*BRIEF*: Please return every line of the records below that contains the word "badge".

*Data about app and page elements*:

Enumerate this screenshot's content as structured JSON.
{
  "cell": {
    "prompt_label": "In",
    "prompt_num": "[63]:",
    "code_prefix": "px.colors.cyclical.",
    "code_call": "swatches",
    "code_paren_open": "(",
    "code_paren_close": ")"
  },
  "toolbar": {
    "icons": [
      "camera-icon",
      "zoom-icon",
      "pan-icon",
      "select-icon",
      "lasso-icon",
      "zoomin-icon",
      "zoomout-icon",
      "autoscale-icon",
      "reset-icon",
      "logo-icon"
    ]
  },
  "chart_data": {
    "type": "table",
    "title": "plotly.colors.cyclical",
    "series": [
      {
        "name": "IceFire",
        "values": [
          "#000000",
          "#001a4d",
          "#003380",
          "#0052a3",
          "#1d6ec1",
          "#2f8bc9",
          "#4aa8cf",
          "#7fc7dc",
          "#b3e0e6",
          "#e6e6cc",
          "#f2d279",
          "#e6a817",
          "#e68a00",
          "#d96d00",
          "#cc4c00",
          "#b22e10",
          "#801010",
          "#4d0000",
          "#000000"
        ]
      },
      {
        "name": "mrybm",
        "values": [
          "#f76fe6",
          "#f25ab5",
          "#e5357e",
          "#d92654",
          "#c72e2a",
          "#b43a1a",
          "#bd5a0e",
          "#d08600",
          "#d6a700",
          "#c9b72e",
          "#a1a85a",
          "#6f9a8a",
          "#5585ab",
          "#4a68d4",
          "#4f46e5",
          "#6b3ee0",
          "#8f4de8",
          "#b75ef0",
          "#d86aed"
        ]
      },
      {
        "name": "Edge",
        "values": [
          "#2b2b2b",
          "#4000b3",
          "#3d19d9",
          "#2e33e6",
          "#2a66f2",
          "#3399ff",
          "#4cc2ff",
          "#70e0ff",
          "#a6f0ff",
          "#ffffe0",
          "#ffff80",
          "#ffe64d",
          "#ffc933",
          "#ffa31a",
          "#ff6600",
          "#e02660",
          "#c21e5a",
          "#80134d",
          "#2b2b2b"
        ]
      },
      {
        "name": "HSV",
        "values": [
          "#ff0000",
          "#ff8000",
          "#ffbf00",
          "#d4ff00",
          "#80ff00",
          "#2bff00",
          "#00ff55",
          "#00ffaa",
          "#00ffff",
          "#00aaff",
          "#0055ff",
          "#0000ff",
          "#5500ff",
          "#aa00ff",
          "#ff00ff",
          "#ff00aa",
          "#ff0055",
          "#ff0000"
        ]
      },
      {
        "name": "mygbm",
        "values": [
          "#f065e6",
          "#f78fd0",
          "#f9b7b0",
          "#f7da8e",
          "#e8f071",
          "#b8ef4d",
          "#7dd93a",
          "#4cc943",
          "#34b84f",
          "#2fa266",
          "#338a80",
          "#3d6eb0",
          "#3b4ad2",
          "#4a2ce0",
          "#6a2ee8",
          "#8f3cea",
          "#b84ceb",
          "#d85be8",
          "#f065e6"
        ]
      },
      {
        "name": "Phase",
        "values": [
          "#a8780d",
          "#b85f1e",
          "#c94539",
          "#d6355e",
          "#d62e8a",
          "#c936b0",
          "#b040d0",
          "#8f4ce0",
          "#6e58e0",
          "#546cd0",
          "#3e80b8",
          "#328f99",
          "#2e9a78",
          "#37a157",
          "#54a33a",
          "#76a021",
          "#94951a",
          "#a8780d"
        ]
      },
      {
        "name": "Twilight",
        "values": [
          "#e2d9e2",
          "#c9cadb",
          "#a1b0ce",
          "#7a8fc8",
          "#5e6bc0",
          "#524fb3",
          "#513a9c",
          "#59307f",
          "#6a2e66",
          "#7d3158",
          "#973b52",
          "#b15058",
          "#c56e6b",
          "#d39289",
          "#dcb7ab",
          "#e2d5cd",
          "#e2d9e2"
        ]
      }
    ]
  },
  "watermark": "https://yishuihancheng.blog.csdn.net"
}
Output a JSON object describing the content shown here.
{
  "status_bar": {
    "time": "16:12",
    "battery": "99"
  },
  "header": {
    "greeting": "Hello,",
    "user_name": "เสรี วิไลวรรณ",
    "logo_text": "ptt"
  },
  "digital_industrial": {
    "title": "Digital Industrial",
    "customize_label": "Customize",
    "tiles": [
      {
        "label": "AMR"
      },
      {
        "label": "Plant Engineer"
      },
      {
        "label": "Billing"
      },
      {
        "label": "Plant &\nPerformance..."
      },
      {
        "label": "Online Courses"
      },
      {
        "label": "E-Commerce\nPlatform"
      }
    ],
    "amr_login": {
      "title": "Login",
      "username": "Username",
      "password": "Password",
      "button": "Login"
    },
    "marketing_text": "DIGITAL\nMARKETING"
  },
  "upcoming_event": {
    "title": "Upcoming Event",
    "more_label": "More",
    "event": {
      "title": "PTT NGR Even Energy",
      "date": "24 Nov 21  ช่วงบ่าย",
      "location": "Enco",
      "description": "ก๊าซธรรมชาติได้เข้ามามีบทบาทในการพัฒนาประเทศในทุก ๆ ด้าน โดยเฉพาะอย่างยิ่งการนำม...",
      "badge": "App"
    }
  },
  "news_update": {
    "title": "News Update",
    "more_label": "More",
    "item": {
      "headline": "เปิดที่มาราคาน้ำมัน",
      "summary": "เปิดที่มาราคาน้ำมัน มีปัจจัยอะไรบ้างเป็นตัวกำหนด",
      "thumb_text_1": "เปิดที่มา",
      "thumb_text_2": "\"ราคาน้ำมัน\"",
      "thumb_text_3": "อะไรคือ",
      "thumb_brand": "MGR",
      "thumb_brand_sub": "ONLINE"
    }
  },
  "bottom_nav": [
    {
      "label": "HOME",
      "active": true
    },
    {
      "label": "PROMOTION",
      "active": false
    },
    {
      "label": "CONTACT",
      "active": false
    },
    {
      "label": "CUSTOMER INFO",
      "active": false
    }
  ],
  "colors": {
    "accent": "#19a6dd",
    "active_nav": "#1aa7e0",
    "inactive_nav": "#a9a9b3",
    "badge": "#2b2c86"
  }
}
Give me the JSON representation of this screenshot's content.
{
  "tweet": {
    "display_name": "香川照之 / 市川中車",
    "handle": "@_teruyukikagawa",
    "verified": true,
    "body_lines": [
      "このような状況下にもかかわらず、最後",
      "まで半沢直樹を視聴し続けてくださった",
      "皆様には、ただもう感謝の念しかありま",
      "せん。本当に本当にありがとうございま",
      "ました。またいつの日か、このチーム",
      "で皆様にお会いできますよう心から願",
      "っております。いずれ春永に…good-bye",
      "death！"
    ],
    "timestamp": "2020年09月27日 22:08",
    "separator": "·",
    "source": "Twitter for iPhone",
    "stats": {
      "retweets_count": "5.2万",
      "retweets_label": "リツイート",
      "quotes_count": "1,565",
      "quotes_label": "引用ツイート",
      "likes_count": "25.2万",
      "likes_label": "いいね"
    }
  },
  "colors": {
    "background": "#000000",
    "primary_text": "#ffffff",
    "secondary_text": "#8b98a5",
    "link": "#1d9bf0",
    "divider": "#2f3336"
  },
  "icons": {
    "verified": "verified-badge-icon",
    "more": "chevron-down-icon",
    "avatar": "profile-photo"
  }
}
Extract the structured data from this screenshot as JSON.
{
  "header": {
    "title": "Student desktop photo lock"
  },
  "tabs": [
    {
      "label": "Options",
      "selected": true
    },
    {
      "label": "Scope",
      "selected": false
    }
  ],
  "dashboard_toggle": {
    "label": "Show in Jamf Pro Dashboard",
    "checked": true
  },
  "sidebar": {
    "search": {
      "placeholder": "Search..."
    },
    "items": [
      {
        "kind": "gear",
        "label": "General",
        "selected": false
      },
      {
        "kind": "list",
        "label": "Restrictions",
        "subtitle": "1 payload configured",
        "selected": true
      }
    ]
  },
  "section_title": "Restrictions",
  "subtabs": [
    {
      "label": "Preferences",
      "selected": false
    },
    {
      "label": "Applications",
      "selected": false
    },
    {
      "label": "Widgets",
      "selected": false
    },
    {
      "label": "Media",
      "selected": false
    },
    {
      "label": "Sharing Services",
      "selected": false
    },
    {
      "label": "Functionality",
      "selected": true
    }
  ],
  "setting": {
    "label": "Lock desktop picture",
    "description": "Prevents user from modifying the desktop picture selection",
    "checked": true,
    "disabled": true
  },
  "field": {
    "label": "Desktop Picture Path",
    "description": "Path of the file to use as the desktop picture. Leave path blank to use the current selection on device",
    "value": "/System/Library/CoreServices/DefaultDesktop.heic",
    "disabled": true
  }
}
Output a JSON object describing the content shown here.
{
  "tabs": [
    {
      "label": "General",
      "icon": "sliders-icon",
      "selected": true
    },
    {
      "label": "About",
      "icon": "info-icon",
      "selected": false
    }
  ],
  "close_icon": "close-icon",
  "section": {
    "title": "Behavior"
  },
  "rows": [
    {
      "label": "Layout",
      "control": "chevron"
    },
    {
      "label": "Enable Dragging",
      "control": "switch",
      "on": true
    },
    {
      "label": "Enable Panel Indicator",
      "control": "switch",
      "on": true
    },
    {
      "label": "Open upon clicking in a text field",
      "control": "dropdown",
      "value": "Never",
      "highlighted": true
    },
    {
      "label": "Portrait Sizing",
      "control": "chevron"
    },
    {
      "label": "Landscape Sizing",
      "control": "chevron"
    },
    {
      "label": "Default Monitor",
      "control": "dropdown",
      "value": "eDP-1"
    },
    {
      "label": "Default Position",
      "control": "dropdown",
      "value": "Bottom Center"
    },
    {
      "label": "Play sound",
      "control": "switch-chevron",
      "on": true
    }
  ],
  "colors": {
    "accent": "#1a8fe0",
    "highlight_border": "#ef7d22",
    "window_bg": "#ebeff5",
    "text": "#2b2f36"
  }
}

*EXPECTED ANSWER*:
      "badge": "App"
    "badge": "#2b2c86"
    "verified": "verified-badge-icon",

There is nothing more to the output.